In April 2012, a woman was taken to an ER and voluntarily admitted based on a suicide attempt. She later slipped out of the hospital, walked through the woods, and rolled into traffic on a nearby bridge. She was struck and killed by a car; a father was driving and his (then-juvenile) daughter was a passenger. The father and daughter filed suit against the hospital for emotional distress. The trial judge held the hospital had no duty to the plaintiffs based on a lack of foreseeability. The Superior Court affirmed the judge's decision. Now the Pennsylvania Supreme Court has refused to consider the appeal. Pennlive has the story.
A new USC Dorsife/LA Times poll found support for Prop 46 " a mile wide and an inch deep." When likely voters were polled on Prop 46, 61% supported it, 29% opposed it, and 10% were undecided/refused to answer. When those surveyed heard both sides' main arguments, the numbers shifted to 37% in support, 50% opposed, and 12% undecided/refused to answer. The LA Times has the story.
Thursday, September 11, 2014
The AALS Torts & Compensation Systems Section has announced that Mike Green (Wake Forest) will receive the 2015 Prosser Award. From the announcement:
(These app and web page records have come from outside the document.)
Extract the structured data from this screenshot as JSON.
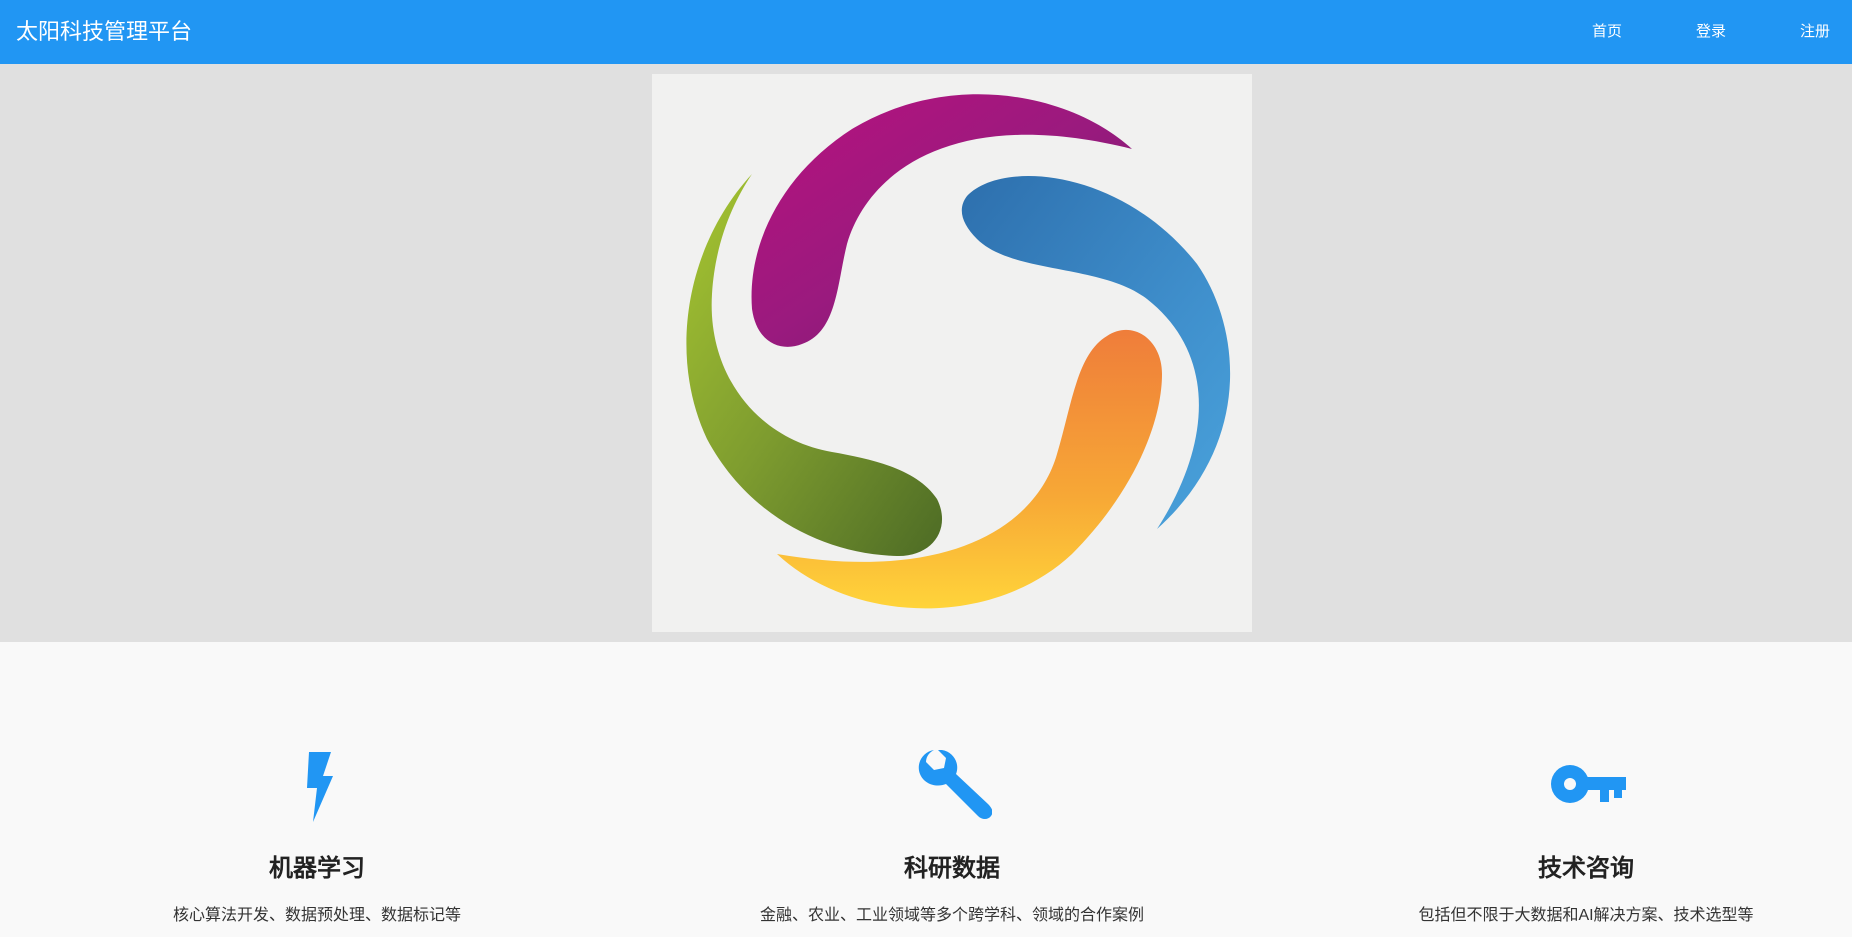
{
  "navbar": {
    "brand": "太阳科技管理平台",
    "links": [
      {
        "label": "首页"
      },
      {
        "label": "登录"
      },
      {
        "label": "注册"
      }
    ],
    "color": "#2196f3"
  },
  "hero": {
    "image": "colorful-swirl-logo",
    "background": "#e0e0e0"
  },
  "features": [
    {
      "icon": "lightning-bolt-icon",
      "title": "机器学习",
      "description": "核心算法开发、数据预处理、数据标记等"
    },
    {
      "icon": "wrench-icon",
      "title": "科研数据",
      "description": "金融、农业、工业领域等多个跨学科、领域的合作案例"
    },
    {
      "icon": "key-icon",
      "title": "技术咨询",
      "description": "包括但不限于大数据和AI解决方案、技术选型等"
    }
  ],
  "accent_color": "#2196f3"
}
The first of about 6,000 Pinnacle metal hip poisoning trials is underway, and plaintiff's lawyer Mark Lanier is producing e-mail evidence designed to show Johnson & Johnson knew of the concern as early as 2001. Plaintiff claims that the Pinnacle hip's design is flawed: the metal-on-metal version of the artificial hip produces debris in the body that can cause metal poisoning. Johnson & Johnson reached a $2.5B settlement last year on another line of its artificial hips known as ASRs. Bloomberg has the story (via Conk/Torts Today).
Wednesday, September 10, 2014
Last week, the Third Circuit revived a fraud claim alleging BASF Catalysts, Inc. took part in systematic fraud with the help of its attorneys Cahill Gordon & Reindel to hide the existence of asbestos in its products. The case has been remanded for further proceedings. The Washington Examiner has the story.
Tuesday, September 9, 2014
On September 24, the Mississippi Supreme Court will hear oral arguments in a case to determine whether the 2004 non-economic damages cap of $1M is unconstitutional. Circuit Judge Charles Webster so held in a 2011 case seeking damages for the death of a child in an apartment complex fire. The jury awarded the child's parents $6M in non-economic damages. Webster upheld the award and struck down the cap, stating the Mississippi Constitution guarantees every citizen a remedy for an injury done to his lands, goods, person and reputation with that remedy to be determined by a jury. The Miami Herald has the story.
Monday, September 8, 2014
The Texas Supreme Court has ruled that a court can order an author to delete a defamatory post, but cannot prohibit the author from reposting the statements because that would be an unlawful prior restraint of free speech. The deletion remedy is novel. The Texas Lawyer has the story.